Science Capital team wins the 2018 BERA Public Engagement and Impact Award
By qtnvacl, on 29 October 2018
The winner of the 2018 British Educational Research Association (BERA) Public Engagement and Impact award is The ASPIRES/ ASPIRES 2 team, along with our colleagues Enterprising Science, for our research on ‘science capital’ and educational inequalities.
BERA cited the research’s impact on national and international science education policy, practice, and understanding “across government departments, national institutions, museums, science centres, and major science and engineering professional societies.”
Professor Archer, on behalf of the ASPIRES/ASPIRES 2 and Enterprising Science team said: “We are absolutely delighted to win this award and would like to thank all the young people, teachers, schools and parents who have so kindly taken part in our research. We are also very grateful to all the stakeholder organisations who we work with. These relationships have been instrumental to our professional learning, helping us to sharpen our thinking, translate ideas and develop a richer appreciation of the potential relationship between research, policy and practice.”

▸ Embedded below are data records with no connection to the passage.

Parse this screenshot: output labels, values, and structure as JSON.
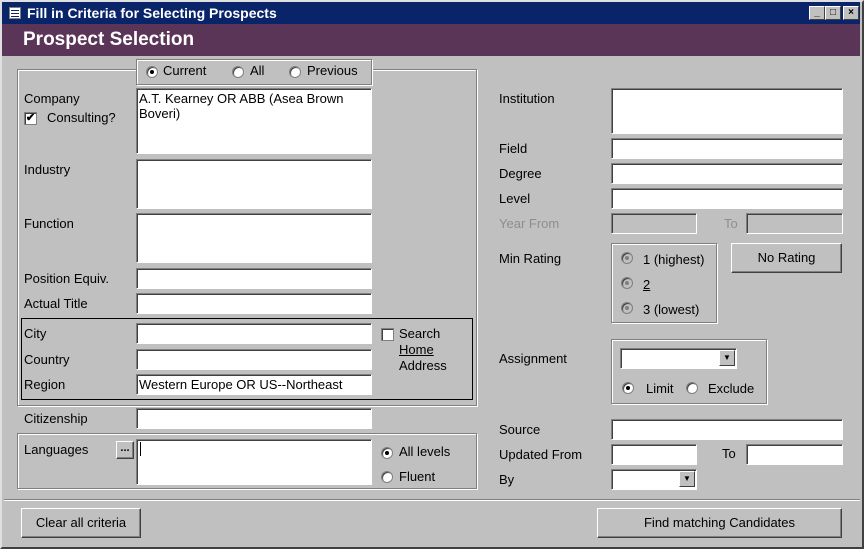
{
  "window": {
    "title": "Fill in Criteria for Selecting Prospects",
    "minimize": "_",
    "restore": "□",
    "close": "×"
  },
  "header": {
    "title": "Prospect Selection"
  },
  "scope": {
    "current": "Current",
    "all": "All",
    "previous": "Previous",
    "selected": "current"
  },
  "left": {
    "company_label": "Company",
    "consulting_label": "Consulting?",
    "consulting_checked": true,
    "consulting_mark": "✔",
    "company_value": "A.T. Kearney OR ABB (Asea Brown Boveri)",
    "industry_label": "Industry",
    "industry_value": "",
    "function_label": "Function",
    "function_value": "",
    "position_label": "Position Equiv.",
    "position_value": "",
    "actual_title_label": "Actual Title",
    "actual_title_value": "",
    "city_label": "City",
    "city_value": "",
    "country_label": "Country",
    "country_value": "",
    "region_label": "Region",
    "region_value": "Western Europe OR US--Northeast",
    "search_home_label1": "Search",
    "search_home_label2": "Home",
    "search_home_label3": "Address",
    "citizenship_label": "Citizenship",
    "citizenship_value": "",
    "languages_label": "Languages",
    "languages_button": "...",
    "languages_value": "",
    "all_levels": "All levels",
    "fluent": "Fluent"
  },
  "right": {
    "institution_label": "Institution",
    "field_label": "Field",
    "degree_label": "Degree",
    "level_label": "Level",
    "year_from_label": "Year From",
    "to_label": "To",
    "min_rating_label": "Min Rating",
    "rating_1": "1 (highest)",
    "rating_2": "2",
    "rating_3": "3 (lowest)",
    "no_rating": "No Rating",
    "assignment_label": "Assignment",
    "limit": "Limit",
    "exclude": "Exclude",
    "source_label": "Source",
    "updated_from_label": "Updated From",
    "updated_to_label": "To",
    "by_label": "By",
    "dropdown_arrow": "▼"
  },
  "footer": {
    "clear": "Clear all criteria",
    "find": "Find matching Candidates"
  }
}
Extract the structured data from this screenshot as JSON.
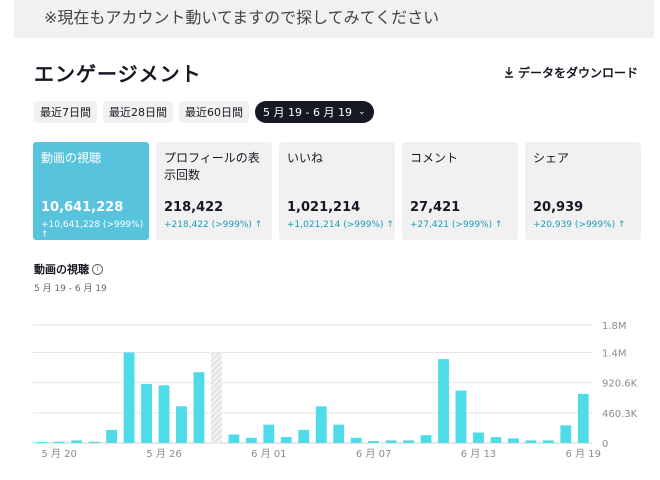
{
  "notice": "※現在もアカウント動いてますので探してみてください",
  "title": "エンゲージメント",
  "download_label": "データをダウンロード",
  "ranges": [
    {
      "label": "最近7日間",
      "active": false
    },
    {
      "label": "最近28日間",
      "active": false
    },
    {
      "label": "最近60日間",
      "active": false
    },
    {
      "label": "5 月 19 - 6 月 19",
      "active": true
    }
  ],
  "cards": [
    {
      "label": "動画の視聴",
      "value": "10,641,228",
      "delta": "+10,641,228 (>999%) ↑",
      "active": true
    },
    {
      "label": "プロフィールの表示回数",
      "value": "218,422",
      "delta": "+218,422 (>999%) ↑",
      "active": false
    },
    {
      "label": "いいね",
      "value": "1,021,214",
      "delta": "+1,021,214 (>999%) ↑",
      "active": false
    },
    {
      "label": "コメント",
      "value": "27,421",
      "delta": "+27,421 (>999%) ↑",
      "active": false
    },
    {
      "label": "シェア",
      "value": "20,939",
      "delta": "+20,939 (>999%) ↑",
      "active": false
    }
  ],
  "chart_section": {
    "title": "動画の視聴",
    "subtitle": "5 月 19 - 6 月 19"
  },
  "chart_data": {
    "type": "bar",
    "ylim": [
      0,
      1800000
    ],
    "yticks": [
      "0",
      "460.3K",
      "920.6K",
      "1.4M",
      "1.8M"
    ],
    "ytick_values": [
      0,
      460300,
      920600,
      1380000,
      1800000
    ],
    "xtick_labels": [
      "5 月 20",
      "5 月 26",
      "6 月 01",
      "6 月 07",
      "6 月 13",
      "6 月 19"
    ],
    "xtick_indices": [
      1,
      7,
      13,
      19,
      25,
      31
    ],
    "bar_color": "#4fdbe8",
    "missing_index": 10,
    "values": [
      10000,
      20000,
      40000,
      20000,
      200000,
      1380000,
      900000,
      880000,
      560000,
      1080000,
      0,
      130000,
      80000,
      280000,
      90000,
      200000,
      560000,
      280000,
      80000,
      30000,
      40000,
      40000,
      120000,
      1280000,
      800000,
      160000,
      90000,
      70000,
      40000,
      40000,
      270000,
      750000
    ]
  }
}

The British Educational Research Association (BERA) award recognises the important impact of educational research and practice and celebrates significant contributions and activities that demonstrably engage the public.

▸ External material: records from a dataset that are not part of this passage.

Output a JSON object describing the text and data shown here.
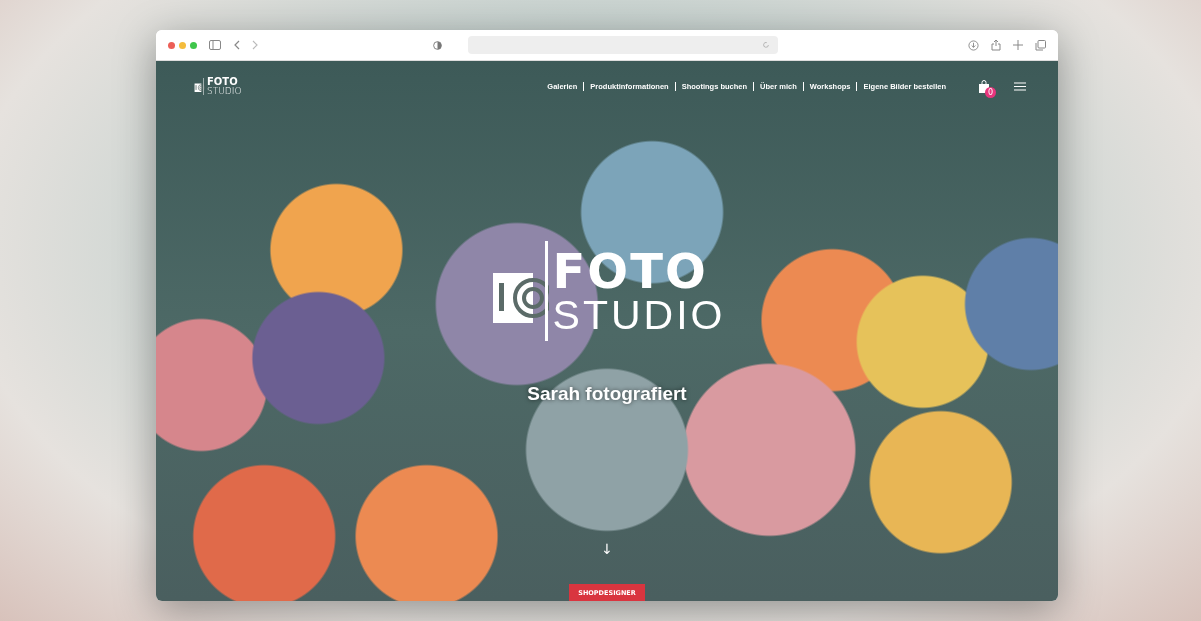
{
  "header": {
    "logo": {
      "top": "FOTO",
      "bottom": "STUDIO"
    },
    "nav": [
      "Galerien",
      "Produktinformationen",
      "Shootings buchen",
      "Über mich",
      "Workshops",
      "Eigene Bilder bestellen"
    ],
    "cart_count": "0"
  },
  "hero": {
    "logo": {
      "top": "FOTO",
      "bottom": "STUDIO"
    },
    "tagline": "Sarah fotografiert",
    "scroll_arrow": "↓"
  },
  "footer_badge": "SHOPDESIGNER"
}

From the BERA Panel: “The ASPIRES/ASPIRES 2 and Enterprising Science research projects team originated the concept of ‘science capital’, developed new understandings of what produces unequal patterns in science participation, and developed a teaching approach to improve science engagement. Their research has dramatically changed science education policy and practice both nationally and internationally, shifting understanding, policy and practice across government departments, national institutions, museums, science centres, and major science and engineering professional societies. The team’s work reflects their commitment to social justice, and demonstrates their ability to lead sustained improvement in broadening STEM aspirations, participation, and diversity based on strong conceptual, empirical research.”